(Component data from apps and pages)

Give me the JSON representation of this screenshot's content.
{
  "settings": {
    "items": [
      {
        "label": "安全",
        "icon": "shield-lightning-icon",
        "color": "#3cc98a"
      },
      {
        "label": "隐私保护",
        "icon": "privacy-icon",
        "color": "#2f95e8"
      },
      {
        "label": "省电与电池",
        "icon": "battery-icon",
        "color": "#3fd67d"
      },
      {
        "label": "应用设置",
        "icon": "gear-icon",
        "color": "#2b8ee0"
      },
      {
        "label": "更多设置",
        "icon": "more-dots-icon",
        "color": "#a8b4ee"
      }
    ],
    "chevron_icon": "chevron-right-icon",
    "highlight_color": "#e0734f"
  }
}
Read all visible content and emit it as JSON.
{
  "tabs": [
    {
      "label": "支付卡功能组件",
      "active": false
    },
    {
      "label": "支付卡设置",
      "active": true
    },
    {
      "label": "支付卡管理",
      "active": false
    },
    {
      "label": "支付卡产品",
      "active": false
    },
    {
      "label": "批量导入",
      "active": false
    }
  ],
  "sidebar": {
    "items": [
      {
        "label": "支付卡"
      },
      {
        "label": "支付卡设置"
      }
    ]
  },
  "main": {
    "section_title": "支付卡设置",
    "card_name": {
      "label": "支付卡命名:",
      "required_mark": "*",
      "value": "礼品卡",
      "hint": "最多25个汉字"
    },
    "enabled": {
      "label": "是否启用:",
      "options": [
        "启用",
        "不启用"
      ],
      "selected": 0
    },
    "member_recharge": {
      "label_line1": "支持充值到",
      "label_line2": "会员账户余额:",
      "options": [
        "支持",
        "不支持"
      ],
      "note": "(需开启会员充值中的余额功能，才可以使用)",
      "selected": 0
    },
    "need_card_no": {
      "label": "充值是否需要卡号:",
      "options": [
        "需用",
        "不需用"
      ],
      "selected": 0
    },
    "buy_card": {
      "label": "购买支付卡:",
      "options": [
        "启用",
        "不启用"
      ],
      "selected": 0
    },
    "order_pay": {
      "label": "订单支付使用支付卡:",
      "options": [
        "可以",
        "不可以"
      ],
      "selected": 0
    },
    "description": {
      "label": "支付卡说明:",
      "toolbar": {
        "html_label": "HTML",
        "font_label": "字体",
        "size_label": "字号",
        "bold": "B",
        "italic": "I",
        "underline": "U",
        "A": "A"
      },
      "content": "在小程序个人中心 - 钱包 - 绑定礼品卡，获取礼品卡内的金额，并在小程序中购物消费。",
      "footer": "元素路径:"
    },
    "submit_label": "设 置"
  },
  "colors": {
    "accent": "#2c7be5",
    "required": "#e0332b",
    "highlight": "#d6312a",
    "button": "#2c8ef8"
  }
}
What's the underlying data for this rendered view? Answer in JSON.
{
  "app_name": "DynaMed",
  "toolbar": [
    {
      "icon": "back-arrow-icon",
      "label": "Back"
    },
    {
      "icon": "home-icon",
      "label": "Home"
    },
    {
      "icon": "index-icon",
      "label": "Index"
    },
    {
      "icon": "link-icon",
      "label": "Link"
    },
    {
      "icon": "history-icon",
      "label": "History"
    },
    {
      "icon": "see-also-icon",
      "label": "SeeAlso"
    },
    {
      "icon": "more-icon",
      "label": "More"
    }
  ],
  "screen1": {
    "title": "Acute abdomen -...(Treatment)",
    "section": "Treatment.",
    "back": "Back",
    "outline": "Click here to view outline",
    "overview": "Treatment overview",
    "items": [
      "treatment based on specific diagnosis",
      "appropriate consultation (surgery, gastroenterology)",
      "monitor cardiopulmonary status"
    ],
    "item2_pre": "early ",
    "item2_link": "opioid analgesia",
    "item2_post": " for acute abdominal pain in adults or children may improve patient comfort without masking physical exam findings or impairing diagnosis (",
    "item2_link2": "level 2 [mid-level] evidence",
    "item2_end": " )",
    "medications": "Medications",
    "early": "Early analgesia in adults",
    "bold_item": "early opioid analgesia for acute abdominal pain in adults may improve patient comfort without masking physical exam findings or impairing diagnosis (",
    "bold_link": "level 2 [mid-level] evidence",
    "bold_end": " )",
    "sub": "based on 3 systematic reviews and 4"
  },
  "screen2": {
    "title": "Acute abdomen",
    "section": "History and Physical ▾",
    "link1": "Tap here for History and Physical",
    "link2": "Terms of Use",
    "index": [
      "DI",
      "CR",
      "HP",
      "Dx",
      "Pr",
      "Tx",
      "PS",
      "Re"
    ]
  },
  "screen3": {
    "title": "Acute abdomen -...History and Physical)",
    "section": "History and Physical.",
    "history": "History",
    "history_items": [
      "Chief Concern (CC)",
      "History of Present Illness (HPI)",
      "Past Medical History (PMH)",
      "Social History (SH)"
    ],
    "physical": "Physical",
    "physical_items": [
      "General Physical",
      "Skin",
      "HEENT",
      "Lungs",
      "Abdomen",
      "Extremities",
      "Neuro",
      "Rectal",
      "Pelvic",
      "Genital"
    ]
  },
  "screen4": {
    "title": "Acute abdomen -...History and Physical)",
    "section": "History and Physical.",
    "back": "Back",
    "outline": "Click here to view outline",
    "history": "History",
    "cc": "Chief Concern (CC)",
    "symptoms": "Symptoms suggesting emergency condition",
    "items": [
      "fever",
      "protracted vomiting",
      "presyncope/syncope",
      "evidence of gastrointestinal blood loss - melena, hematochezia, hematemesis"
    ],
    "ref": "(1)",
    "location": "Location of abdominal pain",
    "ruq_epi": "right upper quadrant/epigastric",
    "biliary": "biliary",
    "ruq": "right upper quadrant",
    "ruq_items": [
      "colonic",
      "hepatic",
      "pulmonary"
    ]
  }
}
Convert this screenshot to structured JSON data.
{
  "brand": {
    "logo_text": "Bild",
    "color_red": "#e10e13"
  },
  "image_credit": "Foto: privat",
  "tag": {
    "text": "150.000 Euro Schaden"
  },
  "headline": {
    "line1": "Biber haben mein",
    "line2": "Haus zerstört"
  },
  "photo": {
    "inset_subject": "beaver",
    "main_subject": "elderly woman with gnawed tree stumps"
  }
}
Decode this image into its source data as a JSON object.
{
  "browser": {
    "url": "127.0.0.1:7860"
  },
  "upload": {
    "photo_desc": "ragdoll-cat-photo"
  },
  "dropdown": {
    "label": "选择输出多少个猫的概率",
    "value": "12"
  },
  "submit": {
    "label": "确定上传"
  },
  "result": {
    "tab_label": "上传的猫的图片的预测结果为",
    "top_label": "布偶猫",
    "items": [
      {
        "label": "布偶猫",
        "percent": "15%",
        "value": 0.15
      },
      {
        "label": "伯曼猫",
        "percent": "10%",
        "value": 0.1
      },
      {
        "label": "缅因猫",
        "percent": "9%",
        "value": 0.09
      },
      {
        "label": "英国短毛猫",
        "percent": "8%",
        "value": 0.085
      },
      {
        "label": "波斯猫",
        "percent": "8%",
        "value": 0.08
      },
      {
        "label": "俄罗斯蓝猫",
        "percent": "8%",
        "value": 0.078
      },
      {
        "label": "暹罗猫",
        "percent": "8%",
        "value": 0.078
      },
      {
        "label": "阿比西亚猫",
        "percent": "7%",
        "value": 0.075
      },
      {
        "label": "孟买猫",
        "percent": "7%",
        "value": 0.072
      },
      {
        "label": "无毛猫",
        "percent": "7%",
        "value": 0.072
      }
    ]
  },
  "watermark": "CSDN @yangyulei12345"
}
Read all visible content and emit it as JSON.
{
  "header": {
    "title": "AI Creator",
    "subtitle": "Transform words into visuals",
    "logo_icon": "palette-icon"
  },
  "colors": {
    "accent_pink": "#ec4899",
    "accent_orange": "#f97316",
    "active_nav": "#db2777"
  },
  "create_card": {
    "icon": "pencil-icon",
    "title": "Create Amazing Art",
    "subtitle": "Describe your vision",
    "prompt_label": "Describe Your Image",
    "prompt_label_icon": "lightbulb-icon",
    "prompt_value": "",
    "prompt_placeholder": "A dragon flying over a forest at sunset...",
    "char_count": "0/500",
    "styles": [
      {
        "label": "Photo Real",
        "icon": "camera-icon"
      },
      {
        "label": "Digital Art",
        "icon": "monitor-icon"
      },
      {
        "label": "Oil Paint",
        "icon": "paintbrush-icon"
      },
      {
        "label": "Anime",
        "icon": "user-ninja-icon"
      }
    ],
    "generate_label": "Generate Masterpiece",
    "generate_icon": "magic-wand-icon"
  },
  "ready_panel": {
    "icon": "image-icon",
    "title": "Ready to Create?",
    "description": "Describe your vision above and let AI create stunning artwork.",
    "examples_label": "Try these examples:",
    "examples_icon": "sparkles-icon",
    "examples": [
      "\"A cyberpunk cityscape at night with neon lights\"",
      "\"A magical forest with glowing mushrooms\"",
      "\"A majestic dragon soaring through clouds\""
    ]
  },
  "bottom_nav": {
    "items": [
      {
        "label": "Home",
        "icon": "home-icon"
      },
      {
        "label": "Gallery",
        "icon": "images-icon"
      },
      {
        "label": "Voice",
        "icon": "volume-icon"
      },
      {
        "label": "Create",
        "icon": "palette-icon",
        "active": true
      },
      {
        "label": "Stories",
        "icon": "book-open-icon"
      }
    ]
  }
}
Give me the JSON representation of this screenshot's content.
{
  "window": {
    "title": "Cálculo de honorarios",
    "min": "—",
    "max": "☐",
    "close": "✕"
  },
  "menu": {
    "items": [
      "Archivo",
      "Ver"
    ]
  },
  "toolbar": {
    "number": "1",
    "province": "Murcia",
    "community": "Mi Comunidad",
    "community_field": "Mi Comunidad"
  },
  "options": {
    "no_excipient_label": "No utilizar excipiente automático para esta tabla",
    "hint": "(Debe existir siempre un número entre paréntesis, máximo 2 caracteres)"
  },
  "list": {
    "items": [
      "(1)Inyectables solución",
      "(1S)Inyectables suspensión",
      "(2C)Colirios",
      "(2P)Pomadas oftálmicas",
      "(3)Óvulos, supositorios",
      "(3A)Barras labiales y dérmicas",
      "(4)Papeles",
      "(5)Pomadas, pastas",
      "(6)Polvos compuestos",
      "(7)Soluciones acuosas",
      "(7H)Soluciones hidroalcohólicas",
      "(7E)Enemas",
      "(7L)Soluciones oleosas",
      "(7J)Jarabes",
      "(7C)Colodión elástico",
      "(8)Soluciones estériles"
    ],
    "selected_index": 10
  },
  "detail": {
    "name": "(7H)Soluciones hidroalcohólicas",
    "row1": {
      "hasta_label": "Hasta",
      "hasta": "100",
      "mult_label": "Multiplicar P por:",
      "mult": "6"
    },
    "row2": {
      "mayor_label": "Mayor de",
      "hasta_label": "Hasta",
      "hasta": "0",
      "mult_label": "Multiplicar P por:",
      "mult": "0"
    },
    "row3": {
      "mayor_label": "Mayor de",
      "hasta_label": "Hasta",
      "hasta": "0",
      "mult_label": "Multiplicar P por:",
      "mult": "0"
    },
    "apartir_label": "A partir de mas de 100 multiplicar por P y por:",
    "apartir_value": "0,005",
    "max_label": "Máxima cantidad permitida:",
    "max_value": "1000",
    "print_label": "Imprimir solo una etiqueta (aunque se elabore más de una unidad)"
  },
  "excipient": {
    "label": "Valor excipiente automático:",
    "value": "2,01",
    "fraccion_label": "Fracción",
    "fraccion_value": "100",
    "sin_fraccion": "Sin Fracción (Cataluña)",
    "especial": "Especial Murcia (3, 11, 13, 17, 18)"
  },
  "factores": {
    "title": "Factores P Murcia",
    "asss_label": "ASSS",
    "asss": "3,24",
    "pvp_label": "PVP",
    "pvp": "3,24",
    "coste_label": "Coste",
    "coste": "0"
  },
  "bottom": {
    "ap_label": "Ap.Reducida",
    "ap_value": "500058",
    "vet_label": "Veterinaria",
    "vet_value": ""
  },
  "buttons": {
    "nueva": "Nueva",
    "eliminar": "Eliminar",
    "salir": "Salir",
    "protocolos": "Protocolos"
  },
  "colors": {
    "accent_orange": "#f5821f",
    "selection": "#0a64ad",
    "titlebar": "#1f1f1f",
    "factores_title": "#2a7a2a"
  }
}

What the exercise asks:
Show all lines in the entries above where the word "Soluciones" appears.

Response area:
      "(7)Soluciones acuosas",
      "(7H)Soluciones hidroalcohólicas",
      "(7L)Soluciones oleosas",
      "(8)Soluciones estériles"
    "name": "(7H)Soluciones hidroalcohólicas",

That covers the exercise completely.